Gene test could identify head and neck metastasis, reduce overtreatment

Abstract

Meeting website

MedWire News: A novel gene-expression signature could identify which patients with head and neck squamous cell carcinoma (HNSCC) have a metastasizing form of the disease, and which do not, report Dutch researchers.

The team believes the approach could lead to a reduction in overtreatment of HNSCC.

"It is impossible with current diagnostic tools to detect a small lymph node metastasis in patients with HNSCC and therefore it is common practice to operate on the neck even if no metastases have been detected," said Robert Takes from Radboud University Nijmegen Medical Center in The Netherlands.

"The majority of these operations are unnecessary because, in most cases, no metastases are present," he added.

Takes presented the findings at the European Society for Medical Oncology's 3rd International Conference on Innovative Approaches in Head and Neck Oncology in Barcelona, Spain last week.

The initial study included samples from 222 HNSCC patients, with a subanalysis carried out on 143 patients with clinically node negative (cN0) tumors, and 101 patients who had stage T1 and T2, cN0 oral cavity tumors.

The researchers examined gene expression in these samples using a DNA microarray analysis that represented 696 genes previously reported to be predictive of HNSCC metastases.

Using the results of the microarray to create a "gene signature", they calculated the signature's negative predictive value (NPV) for identifying HNSCC metastases.

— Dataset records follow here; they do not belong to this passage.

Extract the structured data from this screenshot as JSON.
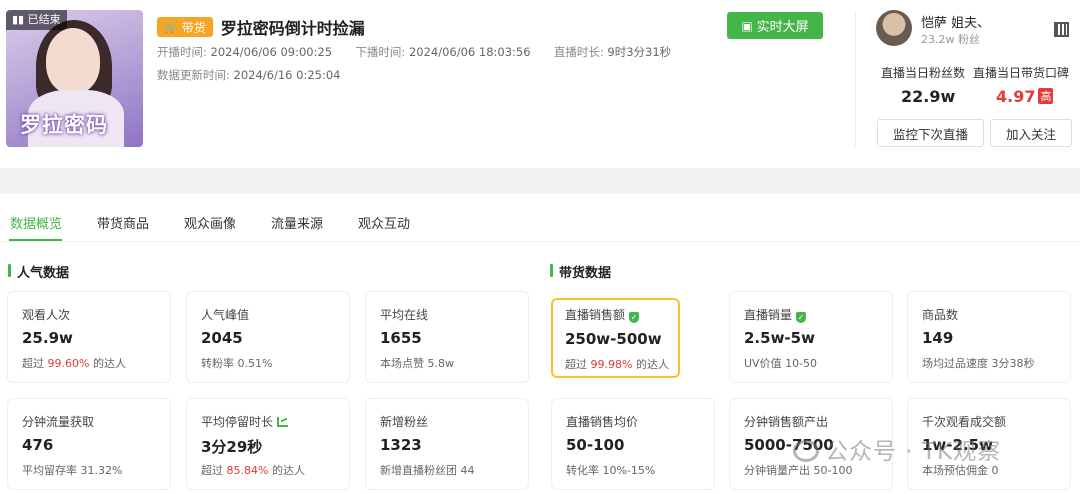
{
  "cover": {
    "status_badge": "已结束",
    "logo_text": "罗拉密码"
  },
  "live": {
    "tag": "带货",
    "title": "罗拉密码倒计时捡漏",
    "start_label": "开播时间:",
    "start_time": "2024/06/06 09:00:25",
    "end_label": "下播时间:",
    "end_time": "2024/06/06 18:03:56",
    "duration_label": "直播时长:",
    "duration": "9时3分31秒",
    "update_label": "数据更新时间:",
    "update_time": "2024/6/16 0:25:04",
    "realtime_button": "实时大屏"
  },
  "streamer": {
    "name": "恺萨 姐夫、",
    "fans": "23.2w 粉丝",
    "fans_label": "直播当日粉丝数",
    "fans_value": "22.9w",
    "rating_label": "直播当日带货口碑",
    "rating_value": "4.97",
    "rating_badge": "高",
    "monitor_button": "监控下次直播",
    "follow_button": "加入关注"
  },
  "tabs": [
    "数据概览",
    "带货商品",
    "观众画像",
    "流量来源",
    "观众互动"
  ],
  "sections": {
    "popularity": "人气数据",
    "sales": "带货数据"
  },
  "cards": [
    {
      "label": "观看人次",
      "value": "25.9w",
      "sub_pre": "超过 ",
      "sub_hl": "99.60%",
      "sub_post": " 的达人"
    },
    {
      "label": "人气峰值",
      "value": "2045",
      "sub_pre": "转粉率 0.51%",
      "sub_hl": "",
      "sub_post": ""
    },
    {
      "label": "平均在线",
      "value": "1655",
      "sub_pre": "本场点赞 5.8w",
      "sub_hl": "",
      "sub_post": ""
    },
    {
      "label": "直播销售额",
      "value": "250w-500w",
      "sub_pre": "超过 ",
      "sub_hl": "99.98%",
      "sub_post": " 的达人"
    },
    {
      "label": "直播销量",
      "value": "2.5w-5w",
      "sub_pre": "UV价值 10-50",
      "sub_hl": "",
      "sub_post": ""
    },
    {
      "label": "商品数",
      "value": "149",
      "sub_pre": "场均过品速度 3分38秒",
      "sub_hl": "",
      "sub_post": ""
    },
    {
      "label": "分钟流量获取",
      "value": "476",
      "sub_pre": "平均留存率 31.32%",
      "sub_hl": "",
      "sub_post": ""
    },
    {
      "label": "平均停留时长",
      "value": "3分29秒",
      "sub_pre": "超过 ",
      "sub_hl": "85.84%",
      "sub_post": " 的达人"
    },
    {
      "label": "新增粉丝",
      "value": "1323",
      "sub_pre": "新增直播粉丝团 44",
      "sub_hl": "",
      "sub_post": ""
    },
    {
      "label": "直播销售均价",
      "value": "50-100",
      "sub_pre": "转化率 10%-15%",
      "sub_hl": "",
      "sub_post": ""
    },
    {
      "label": "分钟销售额产出",
      "value": "5000-7500",
      "sub_pre": "分钟销量产出 50-100",
      "sub_hl": "",
      "sub_post": ""
    },
    {
      "label": "千次观看成交额",
      "value": "1w-2.5w",
      "sub_pre": "本场预估佣金 0",
      "sub_hl": "",
      "sub_post": ""
    }
  ],
  "watermark": "公众号 · TK观察",
  "colors": {
    "accent": "#43b549",
    "highlight": "#f3c331",
    "red": "#e33a3a",
    "tag": "#f7a623"
  }
}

Neck dissection specimens were used to confirm the results obtained with the signature.

Takes et al report an overall NPV of 72%.

The signature performed better when the cN0 subcohort were assessed separately, giving a NPV of 85%, which increased to an NPV of 89% when used among the "clinically most relevant" T1 and T2, cN0 oral cavity patients.

"This is the first biological test that was able to obtain a high level of accuracy and has been validated in multiple centers on a large cohort of patients," said Takes.

"The possible reduction of unnecessary neck treatments in case of a negative test may result in decreased morbidity without deterioration of oncological outcomes. Also, in the remaining cases that still develop metastasis in the neck, salvage treatment is still possible," he concluded.

MedWire (www.medwire-news.md) is an independent clinical news service provided by Current Medicine Group, a trading division of Springer Healthcare Limited. © Springer Healthcare Ltd; 2011

By Sarah Guy